Saturday, December 15, 2018

Daily Blog #568: Solution Saturday 12/15/18

Hello Reader,
This week I changed up the challenge and you stepped up to the task. This week the master of DFIR knowledge summarization used his skills to pull of a win by one project. Congratulations to Phill Moore (and his baby) for this weeks win!



The Challenge:
Find all the projects out there that are making use of DFVFS (https://github.com/log2timeline/dfvfs) with a description of what the code does with it. Let's see if we can find all the possible exemplar code bases out there to help others adopt this framework!

The Winning Answer:

dfVFS, or Digital Forensics Virtual File System, provides read-only access to
file-system objects from various storage media types and file formats.
The goal of dfVFS is to provide a generic interface for accessing file-system
objects, for which it uses several back-ends that provide the actual
implementation of the various storage media types, volume systems and file
systems.


Log2timeline is a tool designed to extract timestamps from various files found on a typical computer system(s) and aggregate them. Plaso documentation
A DFVFS backed viewer project with a WxPython GUI for viewing file systems and file system metadata. Forensic Lunch about it

Allows you to extract a file from forensic images, virtual disks, raw images and live disks, including from volume shadows.
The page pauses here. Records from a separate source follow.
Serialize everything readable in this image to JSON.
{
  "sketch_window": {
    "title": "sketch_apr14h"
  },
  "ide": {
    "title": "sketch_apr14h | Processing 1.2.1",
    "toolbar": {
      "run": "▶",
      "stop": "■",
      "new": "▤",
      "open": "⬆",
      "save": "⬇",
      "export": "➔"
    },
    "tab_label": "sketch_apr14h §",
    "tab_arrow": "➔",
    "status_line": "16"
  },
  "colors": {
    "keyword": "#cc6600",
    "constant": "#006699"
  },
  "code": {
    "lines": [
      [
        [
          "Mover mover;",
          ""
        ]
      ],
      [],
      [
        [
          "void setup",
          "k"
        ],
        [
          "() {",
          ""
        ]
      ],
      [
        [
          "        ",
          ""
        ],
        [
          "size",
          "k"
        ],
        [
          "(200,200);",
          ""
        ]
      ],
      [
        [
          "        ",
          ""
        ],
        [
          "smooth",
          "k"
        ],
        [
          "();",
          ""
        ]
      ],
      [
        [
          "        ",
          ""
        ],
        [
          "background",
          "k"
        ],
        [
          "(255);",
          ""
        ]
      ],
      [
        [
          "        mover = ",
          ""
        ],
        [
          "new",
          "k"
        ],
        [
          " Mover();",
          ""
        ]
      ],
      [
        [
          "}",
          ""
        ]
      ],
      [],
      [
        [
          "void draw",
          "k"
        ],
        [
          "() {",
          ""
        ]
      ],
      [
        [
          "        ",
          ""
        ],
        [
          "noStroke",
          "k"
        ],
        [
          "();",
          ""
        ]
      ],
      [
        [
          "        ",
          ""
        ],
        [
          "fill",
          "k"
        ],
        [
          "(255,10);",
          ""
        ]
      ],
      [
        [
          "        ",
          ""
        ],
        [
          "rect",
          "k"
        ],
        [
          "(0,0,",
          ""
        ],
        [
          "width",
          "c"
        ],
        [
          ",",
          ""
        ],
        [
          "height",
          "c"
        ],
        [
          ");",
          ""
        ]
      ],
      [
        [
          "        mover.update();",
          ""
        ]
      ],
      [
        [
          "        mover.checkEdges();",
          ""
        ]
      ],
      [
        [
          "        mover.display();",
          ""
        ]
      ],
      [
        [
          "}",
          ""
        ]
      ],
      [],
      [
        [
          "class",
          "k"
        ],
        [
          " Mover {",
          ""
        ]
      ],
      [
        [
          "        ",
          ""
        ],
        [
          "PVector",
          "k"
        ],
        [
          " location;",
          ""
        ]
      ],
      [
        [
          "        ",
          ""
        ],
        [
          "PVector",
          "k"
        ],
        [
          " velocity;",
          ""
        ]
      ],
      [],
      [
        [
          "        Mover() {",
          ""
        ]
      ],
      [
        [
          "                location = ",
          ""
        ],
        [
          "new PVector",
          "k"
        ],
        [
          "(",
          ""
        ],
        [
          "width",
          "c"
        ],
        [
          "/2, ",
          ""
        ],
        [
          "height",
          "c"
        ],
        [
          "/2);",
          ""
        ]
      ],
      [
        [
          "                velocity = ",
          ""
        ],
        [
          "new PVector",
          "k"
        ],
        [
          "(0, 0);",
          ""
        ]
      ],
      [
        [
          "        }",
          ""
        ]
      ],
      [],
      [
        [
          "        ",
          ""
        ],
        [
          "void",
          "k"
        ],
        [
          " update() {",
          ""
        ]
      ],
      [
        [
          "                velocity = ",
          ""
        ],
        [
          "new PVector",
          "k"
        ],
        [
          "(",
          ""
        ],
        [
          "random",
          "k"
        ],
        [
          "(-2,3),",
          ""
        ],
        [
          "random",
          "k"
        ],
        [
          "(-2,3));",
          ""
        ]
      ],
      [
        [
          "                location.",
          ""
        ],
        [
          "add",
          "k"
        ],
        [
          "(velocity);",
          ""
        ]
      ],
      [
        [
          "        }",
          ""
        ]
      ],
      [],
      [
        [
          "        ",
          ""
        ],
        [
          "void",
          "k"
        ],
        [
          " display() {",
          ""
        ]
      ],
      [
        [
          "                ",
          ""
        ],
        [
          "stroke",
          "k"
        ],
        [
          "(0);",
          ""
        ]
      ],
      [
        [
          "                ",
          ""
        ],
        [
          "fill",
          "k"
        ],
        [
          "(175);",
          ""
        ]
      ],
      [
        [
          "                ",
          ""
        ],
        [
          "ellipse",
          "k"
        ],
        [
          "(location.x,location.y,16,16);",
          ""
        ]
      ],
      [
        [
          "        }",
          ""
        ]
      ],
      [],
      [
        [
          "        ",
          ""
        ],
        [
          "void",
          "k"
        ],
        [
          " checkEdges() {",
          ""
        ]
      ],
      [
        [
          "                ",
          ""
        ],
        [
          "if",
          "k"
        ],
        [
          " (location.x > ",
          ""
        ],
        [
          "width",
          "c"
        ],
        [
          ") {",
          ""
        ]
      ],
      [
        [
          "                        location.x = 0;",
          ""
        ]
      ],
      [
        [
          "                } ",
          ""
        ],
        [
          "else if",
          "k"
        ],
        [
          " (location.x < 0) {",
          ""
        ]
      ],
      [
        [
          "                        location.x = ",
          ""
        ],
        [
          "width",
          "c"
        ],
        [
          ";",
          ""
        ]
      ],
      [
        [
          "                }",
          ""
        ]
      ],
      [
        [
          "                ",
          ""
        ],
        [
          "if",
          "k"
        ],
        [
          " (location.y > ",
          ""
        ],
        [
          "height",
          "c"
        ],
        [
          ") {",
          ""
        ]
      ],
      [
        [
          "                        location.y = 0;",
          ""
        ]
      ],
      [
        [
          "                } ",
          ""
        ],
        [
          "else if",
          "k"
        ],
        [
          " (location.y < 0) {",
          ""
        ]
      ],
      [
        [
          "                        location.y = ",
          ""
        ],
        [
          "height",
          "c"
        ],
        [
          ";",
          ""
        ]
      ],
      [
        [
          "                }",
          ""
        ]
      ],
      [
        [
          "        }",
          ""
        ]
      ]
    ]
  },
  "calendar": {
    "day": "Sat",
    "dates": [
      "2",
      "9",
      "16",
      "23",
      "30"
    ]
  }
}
Blog posts:
An open source tool set built on dfVFS. Blog post about it

Evidence Fetcher (efetch) is a web-based file explorer, viewer, and analyzer. Efetch supports viewing hundreds of file types including office, registry, PST, image, and SQLite files. Efetch supports navigating RAW, E01, ZIP, GZ, TAR, VMDK, VHD, QCOW, and BZ2 files thanks to dfVFS.
Blog post about it

A tool for when you have a bunch of documents to figure out of. Gransk is an open source tool that aims to be a Swiss army knife of document processing and analysis. Its primary objective is to quikly provide users with insight to their documents during investigations. It includes a processing engine written in Python and a web interface. Under the hood it uses Apache Tika for content extraction, Elasticsearch for data indexing, and dfVFS to unpack disk images.

A Python implementation of VMPOP (Virtual Machine POPulation) framework. dfVFS is used to enable for Data Extraction features

ArtifactExtractor is a script that extracts common Windows artifacts from source images and VSCs.

This program automatically finds provenance related to a file on an image
I’m not exactly sure what that means.

Technically doesn’t use DFVFS, but a long time ago Dave put out a Sunday Funday challenge to automate the installation so I wrote this script. It may not work any more, it worked at the time.

3 comments:

  1. Scripts to debug Windows Registry formats
    https://github.com/libyal/winreg-kb

    In the making
    https://github.com/open-source-dfir/dfvfs-snippets

    If you need an easy way to install dfVFS look at the plaso documentation for l2tdevtools use preset dfVFS instead of plaso. I:ll make a note to add some up to date docs after the upcoming plaso release.

    ReplyDelete
  2. guide for installing prebuilt versions of dfVFS:

    https://github.com/log2timeline/dfvfs/wiki/Getting-started

    ReplyDelete